◆ Information
..........

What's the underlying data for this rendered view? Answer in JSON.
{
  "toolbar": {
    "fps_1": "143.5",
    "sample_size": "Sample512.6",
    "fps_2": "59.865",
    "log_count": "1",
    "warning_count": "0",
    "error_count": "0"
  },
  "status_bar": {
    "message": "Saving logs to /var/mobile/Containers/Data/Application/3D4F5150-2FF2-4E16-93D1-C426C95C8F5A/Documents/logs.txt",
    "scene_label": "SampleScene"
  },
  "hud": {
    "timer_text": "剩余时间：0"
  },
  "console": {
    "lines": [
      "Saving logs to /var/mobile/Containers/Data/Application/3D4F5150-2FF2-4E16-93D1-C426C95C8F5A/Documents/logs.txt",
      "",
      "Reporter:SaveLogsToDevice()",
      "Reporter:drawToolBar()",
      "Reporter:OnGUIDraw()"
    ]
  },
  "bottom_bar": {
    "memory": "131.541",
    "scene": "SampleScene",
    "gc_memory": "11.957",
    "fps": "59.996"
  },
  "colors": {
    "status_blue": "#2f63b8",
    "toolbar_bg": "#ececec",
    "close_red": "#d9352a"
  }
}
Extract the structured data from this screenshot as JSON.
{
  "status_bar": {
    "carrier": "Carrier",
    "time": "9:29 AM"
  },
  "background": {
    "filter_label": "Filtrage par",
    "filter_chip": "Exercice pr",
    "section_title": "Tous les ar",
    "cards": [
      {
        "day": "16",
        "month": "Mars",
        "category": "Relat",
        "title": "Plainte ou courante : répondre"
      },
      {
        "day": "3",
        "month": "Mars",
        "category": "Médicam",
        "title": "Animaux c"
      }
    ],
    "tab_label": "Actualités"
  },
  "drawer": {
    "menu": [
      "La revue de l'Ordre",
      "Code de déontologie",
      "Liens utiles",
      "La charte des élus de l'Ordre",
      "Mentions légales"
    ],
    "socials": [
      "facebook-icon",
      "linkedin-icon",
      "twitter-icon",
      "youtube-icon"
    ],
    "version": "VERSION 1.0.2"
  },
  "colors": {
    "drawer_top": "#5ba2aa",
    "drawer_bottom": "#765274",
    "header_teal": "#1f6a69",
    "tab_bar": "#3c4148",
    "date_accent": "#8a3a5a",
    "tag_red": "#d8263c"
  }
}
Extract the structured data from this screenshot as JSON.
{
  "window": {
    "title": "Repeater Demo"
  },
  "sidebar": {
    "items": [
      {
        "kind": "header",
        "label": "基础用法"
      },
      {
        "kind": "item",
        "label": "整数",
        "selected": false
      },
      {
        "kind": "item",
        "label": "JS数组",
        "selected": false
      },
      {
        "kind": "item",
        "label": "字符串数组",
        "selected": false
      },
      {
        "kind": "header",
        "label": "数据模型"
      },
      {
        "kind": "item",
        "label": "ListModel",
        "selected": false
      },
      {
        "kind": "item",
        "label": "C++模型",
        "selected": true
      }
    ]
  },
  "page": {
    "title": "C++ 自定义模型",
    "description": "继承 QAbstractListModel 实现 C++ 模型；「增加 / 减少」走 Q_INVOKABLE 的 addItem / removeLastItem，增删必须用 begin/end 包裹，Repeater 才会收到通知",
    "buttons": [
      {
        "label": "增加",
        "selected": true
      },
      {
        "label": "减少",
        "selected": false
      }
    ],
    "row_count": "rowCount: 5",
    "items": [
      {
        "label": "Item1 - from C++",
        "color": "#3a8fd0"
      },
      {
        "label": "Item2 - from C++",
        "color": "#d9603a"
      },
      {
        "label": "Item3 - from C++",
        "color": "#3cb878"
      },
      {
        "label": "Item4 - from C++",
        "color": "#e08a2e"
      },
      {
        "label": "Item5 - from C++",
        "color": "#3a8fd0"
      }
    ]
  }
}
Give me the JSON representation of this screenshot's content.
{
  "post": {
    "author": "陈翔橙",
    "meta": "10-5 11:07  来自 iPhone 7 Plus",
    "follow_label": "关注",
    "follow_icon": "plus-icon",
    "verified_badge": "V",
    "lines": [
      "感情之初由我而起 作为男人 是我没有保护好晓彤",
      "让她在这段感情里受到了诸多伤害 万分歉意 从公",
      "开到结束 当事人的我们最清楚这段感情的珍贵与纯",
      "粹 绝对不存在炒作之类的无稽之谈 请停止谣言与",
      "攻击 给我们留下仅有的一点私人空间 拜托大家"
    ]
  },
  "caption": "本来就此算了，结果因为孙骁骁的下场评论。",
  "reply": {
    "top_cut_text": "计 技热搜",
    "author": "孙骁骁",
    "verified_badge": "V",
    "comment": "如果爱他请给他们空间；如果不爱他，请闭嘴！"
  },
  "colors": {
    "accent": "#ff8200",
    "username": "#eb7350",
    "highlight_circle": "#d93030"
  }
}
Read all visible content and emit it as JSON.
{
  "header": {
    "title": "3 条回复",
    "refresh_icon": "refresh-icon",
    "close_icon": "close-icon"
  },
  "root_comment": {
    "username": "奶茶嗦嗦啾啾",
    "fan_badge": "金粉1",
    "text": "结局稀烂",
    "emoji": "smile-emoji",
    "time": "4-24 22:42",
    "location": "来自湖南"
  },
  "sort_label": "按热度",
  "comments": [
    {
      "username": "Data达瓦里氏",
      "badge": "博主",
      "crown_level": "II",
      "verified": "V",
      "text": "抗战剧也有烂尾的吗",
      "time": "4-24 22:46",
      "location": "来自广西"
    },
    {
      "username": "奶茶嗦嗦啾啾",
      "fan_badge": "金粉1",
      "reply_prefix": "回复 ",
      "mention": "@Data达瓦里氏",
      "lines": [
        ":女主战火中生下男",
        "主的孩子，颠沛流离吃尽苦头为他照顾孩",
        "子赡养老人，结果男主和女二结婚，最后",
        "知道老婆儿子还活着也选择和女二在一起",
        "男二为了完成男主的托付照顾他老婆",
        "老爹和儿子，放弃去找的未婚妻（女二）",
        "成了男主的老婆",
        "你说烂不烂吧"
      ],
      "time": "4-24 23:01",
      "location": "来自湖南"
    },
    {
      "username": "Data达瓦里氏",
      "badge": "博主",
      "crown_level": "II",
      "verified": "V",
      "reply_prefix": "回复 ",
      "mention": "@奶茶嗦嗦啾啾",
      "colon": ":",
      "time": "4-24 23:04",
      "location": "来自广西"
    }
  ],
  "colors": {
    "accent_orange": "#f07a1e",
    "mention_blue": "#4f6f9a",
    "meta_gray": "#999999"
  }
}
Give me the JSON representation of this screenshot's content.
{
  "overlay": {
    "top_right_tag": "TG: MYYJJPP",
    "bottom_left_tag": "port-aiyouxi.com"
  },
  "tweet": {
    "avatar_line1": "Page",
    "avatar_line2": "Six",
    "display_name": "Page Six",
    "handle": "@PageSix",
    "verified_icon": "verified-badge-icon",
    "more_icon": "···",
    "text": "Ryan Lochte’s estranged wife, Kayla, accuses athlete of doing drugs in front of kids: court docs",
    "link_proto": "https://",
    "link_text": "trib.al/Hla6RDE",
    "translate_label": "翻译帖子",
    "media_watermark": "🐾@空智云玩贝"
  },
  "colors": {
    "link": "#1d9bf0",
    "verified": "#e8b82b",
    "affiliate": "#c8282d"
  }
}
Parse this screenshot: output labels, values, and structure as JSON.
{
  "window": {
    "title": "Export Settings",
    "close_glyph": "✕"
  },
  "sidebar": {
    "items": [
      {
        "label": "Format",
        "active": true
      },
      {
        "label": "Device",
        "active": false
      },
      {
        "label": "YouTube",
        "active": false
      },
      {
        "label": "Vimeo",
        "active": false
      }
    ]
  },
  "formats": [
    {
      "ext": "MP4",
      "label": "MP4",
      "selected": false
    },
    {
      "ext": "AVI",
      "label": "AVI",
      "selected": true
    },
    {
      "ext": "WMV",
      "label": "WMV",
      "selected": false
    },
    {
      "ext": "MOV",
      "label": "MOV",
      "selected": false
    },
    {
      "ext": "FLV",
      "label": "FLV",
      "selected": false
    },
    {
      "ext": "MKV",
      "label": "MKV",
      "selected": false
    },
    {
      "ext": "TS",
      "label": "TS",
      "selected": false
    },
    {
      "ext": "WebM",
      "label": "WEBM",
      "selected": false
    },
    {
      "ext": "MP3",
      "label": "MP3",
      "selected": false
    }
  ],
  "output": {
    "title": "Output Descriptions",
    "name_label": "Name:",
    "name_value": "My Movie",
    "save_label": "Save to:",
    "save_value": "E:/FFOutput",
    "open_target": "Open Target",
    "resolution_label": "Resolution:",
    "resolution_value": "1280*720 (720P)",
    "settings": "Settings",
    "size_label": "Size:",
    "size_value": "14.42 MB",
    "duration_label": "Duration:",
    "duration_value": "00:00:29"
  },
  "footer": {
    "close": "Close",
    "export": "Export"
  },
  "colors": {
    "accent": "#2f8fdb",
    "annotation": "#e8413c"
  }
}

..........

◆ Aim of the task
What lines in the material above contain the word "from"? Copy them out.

◆ Solution for this task
Extract the structured data from this screenshot as JSON.
Extract the structured data from this screenshot as JSON.
        "label": "Item1 - from C++",
        "label": "Item2 - from C++",
        "label": "Item3 - from C++",
        "label": "Item4 - from C++",
        "label": "Item5 - from C++",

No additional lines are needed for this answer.